Actually, what’s made me backtrack the most is the over-the-top criticism of Miers. Even the normally level-headed Professor Bainbridge seems almost to be foaming at the mouth: today he suggested that Bush’s defense of Miers might “do grave damage to the Evangelicals and Catholics Together project and even the Republican coalition.” Maybe it’s time to take a few deep breaths.
What’s gotten up everyone’s dander about Miers?
- The conservative nominee wish list: Just about every conservative had a list of candidates she would like to see nominated to the Supreme Court. It’s safe to say that Miers wasn’t on any of those lists. So we’re annoyed: “why, Bush didn’t even pick my tenth choice!”
- Miers’ jurisprudence: There’s not much to get worked up about here, unless it’s the lack of stuff about which to get worked up.
- The confirmation process: It seems like some conservatives wanted a big fight over principles of jurisprudence during the confirmation hearings. That doesn’t appear very likely to happen with Miers.
- Miers the person: She seems like a wonderful person, teaching Sunday school and all, but she didn’t go to a top law school and hasn’t written on Constitutional issues.
- Bush the person: He’s asked us to trust him regarding Miers, but he’s betrayed our trust so much recently that we have no reason to do so. And what could he possibly know about choosing a Supreme Court nominee?
Let’s look at each of these.
- The conservative nominee wish list: Yes, it’s disappointing that Bush didn’t nominate someone like Michael McConnell, but that’s not so surprising in the history of SCOTUS nominees. As Kevin Martin points out, Justice Thomas wasn’t particularly high on conservatives’ lists, either, at the time of his nomination. And someone on a conservative’s wish list is likely to draw more fire during the confirmation process (see below).

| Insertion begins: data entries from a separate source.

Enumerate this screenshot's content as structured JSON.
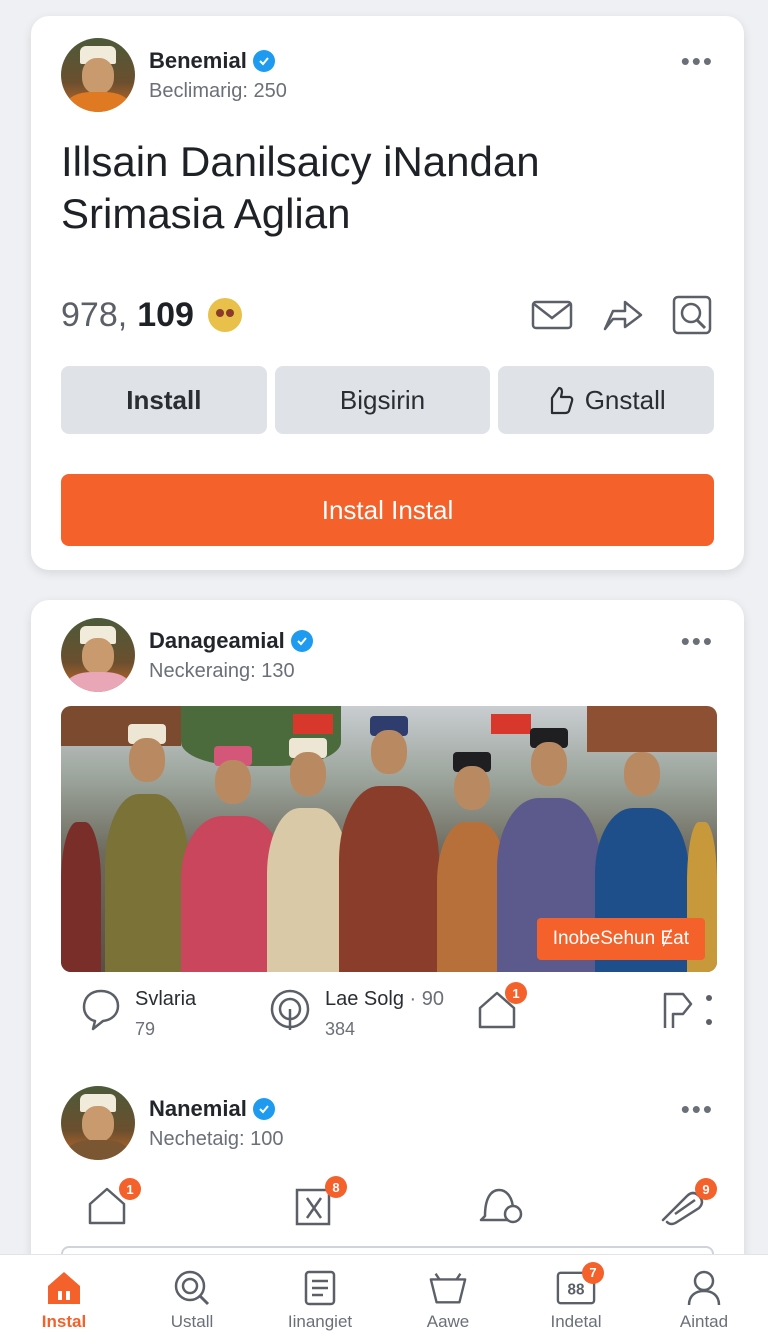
{
  "post1": {
    "author": "Benemial",
    "subtitle": "Beclimarig: 250",
    "title": "Illsain Danilsaicy iNandan Srimasia Aglian",
    "count_a": "978,",
    "count_b": "109",
    "icons": [
      "mail-icon",
      "share-arrow-icon",
      "search-square-icon"
    ],
    "buttons": [
      "Install",
      "Bigsirin",
      "Gnstall"
    ],
    "primary_button": "Instal Instal"
  },
  "post2": {
    "author": "Danageamial",
    "subtitle": "Neckeraing: 130",
    "photo_badge": "InobeSehun Ɇat",
    "reactions": [
      {
        "label": "Svlaria",
        "count": "79"
      },
      {
        "label": "Lae  Solg",
        "extra": "· 90",
        "count": "384"
      },
      {
        "badge": "1"
      }
    ]
  },
  "post3": {
    "author": "Nanemial",
    "subtitle": "Nechetaig: 100",
    "badges": [
      "1",
      "8",
      "",
      "9"
    ]
  },
  "tabbar": {
    "tabs": [
      {
        "label": "Instal",
        "icon": "home-icon",
        "active": true
      },
      {
        "label": "Ustall",
        "icon": "search-icon"
      },
      {
        "label": "Iinangiet",
        "icon": "document-icon"
      },
      {
        "label": "Aawe",
        "icon": "bag-icon"
      },
      {
        "label": "Indetal",
        "icon": "grid-88-icon",
        "badge": "7"
      },
      {
        "label": "Aintad",
        "icon": "profile-icon"
      }
    ]
  },
  "colors": {
    "accent": "#f4612b",
    "verified": "#1e9bf0",
    "button_gray": "#dfe3e8"
  }
}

- The confirmation process: I was among those who thought that it was a shame not to defend conservative jurisprudence during the confirmation hearings. It would bring the debate before the public and start an important dialog, I thought. Now I’m not so sure. For that kind of thing to work, you have to have 1) a public that pays attention to nominations and 2) a Congress that puts ideas over ideology. We have neither. The few members of the public who do watch the nominations are already engaged in the dialog about jurisprudence, and odds are they’ve already taken sides. And the Senators sure aren’t going to discuss serious judicial philosophy; in Roberts’ hearings the biggest area of disagreement apparently was over his heart-head volume ratio. So assuming the candidate is one we’d want to be nominated anyway, I see no great advantage to a public fight over her nomination.
- Miers’ jurisprudence along with Miers the person: Here’s where we need more information, information that should come out in the next few weeks. I suspect that Miers may not be the most brilliant jurist, but I’m not convinced that’s a demerit. After all, the most sophisticated analyses often are used to bend the meaning of the law to fit the needs of the moment and the desires of the judge. That’s not what we’re looking for. And I’m not terribly concerned that Miers will turn out to be another Souter, i.e. turning to the left after joining the bench. For good or bad, someone like Souter just wouldn’t have been so loyal to Bush over so many years–if nothing else, we know she’s tenacious.
- Bush the person: This argument gives me the most pause, because President Bush just doesn’t deserve unquestioning trust, though he does have the prerogative to nominate justices.
So let’s wait and see. Let’s hear what Miers has to say during the confirmation hearings. Until then, can’t we give her the benefit of the doubt?